*** RECORD EXTRACTS Section Begins ***

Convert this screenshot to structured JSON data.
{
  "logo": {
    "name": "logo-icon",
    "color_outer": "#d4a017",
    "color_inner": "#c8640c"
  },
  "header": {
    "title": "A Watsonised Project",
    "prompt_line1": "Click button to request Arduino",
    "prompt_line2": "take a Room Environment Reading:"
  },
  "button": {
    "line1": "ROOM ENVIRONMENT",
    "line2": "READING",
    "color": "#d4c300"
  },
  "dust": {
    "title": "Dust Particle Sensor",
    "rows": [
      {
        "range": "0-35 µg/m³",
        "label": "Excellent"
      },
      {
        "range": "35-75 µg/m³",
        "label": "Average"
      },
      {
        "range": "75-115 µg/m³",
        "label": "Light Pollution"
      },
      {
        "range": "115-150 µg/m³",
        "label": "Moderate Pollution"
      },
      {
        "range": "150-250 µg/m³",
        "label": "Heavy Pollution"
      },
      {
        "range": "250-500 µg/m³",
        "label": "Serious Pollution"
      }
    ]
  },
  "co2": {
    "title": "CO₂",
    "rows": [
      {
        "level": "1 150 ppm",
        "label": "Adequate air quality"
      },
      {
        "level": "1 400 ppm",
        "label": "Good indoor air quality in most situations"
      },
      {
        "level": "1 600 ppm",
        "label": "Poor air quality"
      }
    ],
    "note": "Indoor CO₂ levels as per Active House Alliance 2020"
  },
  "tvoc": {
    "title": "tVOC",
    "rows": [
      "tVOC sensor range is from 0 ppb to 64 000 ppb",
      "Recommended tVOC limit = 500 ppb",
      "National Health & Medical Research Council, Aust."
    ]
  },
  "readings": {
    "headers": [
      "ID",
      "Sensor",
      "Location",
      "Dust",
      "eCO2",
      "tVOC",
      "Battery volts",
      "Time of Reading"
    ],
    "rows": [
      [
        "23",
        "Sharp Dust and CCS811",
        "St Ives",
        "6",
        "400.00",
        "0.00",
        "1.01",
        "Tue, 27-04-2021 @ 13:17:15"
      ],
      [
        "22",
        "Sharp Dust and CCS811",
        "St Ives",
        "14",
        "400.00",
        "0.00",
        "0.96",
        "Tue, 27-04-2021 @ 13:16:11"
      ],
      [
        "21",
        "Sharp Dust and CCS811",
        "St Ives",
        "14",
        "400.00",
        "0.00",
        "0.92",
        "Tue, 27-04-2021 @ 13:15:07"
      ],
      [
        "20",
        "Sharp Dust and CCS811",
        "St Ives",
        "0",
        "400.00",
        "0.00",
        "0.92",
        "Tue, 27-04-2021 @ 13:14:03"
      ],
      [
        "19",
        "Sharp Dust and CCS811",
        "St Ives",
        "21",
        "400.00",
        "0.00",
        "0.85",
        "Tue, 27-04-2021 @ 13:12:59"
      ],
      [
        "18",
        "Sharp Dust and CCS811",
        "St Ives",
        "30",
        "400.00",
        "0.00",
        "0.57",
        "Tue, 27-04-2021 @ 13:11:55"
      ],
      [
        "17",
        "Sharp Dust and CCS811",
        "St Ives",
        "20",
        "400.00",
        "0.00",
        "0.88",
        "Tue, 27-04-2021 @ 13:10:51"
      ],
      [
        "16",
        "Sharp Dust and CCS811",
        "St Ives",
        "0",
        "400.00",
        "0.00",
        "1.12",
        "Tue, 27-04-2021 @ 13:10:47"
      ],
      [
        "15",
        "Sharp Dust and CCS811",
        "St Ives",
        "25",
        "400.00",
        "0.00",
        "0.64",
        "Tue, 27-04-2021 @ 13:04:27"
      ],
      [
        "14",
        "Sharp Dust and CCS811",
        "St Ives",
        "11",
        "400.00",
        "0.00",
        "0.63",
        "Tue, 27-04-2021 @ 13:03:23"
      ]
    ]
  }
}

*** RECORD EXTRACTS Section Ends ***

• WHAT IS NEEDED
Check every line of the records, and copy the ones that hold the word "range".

• EXPECTED OUTPUT
        "range": "0-35 µg/m³",
        "range": "35-75 µg/m³",
        "range": "75-115 µg/m³",
        "range": "115-150 µg/m³",
        "range": "150-250 µg/m³",
        "range": "250-500 µg/m³",
      "tVOC sensor range is from 0 ppb to 64 000 ppb",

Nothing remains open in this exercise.